As Bobbie told me this story and relayed Miss Judy Green’s excitement and emotion over her gift, I realized that none of it had been accidental.
Ali had not accidentally gotten assigned to pray for Miss Judy Green.
Build-A-Bear had not accidentally sent me a bear to give to anyone I wished.
I did not accidentally think of Miss Judy Green.
Miss Judy Green had not accidentally been scheduled to get chemo on Monday, directly across from Bobbie.
ChemoBear was meant for her, because God doesn’t just like to do huge things in our lives – He goes out of His way to orchestrate multiple people, events, and even corporations just to send tiny reminders of His grace and His love right when we need it the most.
And the privilege of Him allowing Ali to be a part of that gift and see how she can touch other people’s lives – what a priceless treasure.
Miss Bobbie has finished her treatments and is in remission. I do not know Miss Judy Green’s status, but I pray that she also is enjoying normal life again.
My Dad leaves on Monday to go to Memphis for cancer treatments for his Ocular Melanoma that was discovered in August.

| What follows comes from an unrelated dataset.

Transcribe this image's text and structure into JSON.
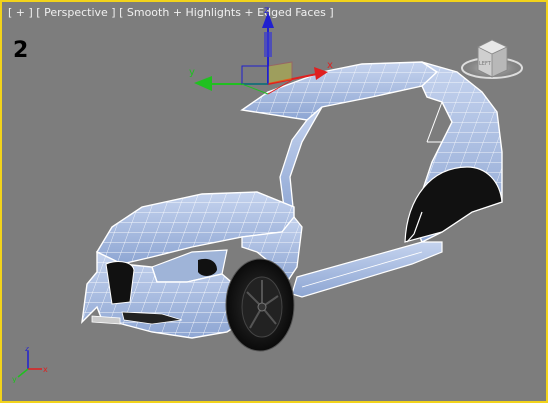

He will have a plaque attached to his eye, which will be made of gold and contain a radioactive seed that will be focused at the cancer. He and my Mom will have to stay in Memphis for a week (because his radioactive eye will be tracked by Homeland Security and disallowed to cross state lines), and then the doctors will remove the plaque. The purpose of this treatment is to keep his cancer from spreading.
Although Ali has been praying for Pop to get “all better” for months, I have been afraid to use the “C” word with her. However, re-reading the above post brought tears to my eyes and reminded me of the positivity of a child, the faith of a child, and the encouragement that a child can bring. Such as this note that Ali chose to write during one of her quiet times, on this quite appropriate note card that she managed to find on her own:
So last night, I told Ali that Pop was going to Memphis for cancer treatments.
Her response was, “What even IS cancer? I’ve never known what that means all my life.”
— leave it to an adult to forget that kids don’t have their same traumatic associations with words.
But whether she understands or not, I’m glad she knows.
Because children have power.
Children’s actions have power.
Children’s prayers have even more power.
…and I personally think that God really likes to show off for children, just like He did for Ali and Miss Judy Green.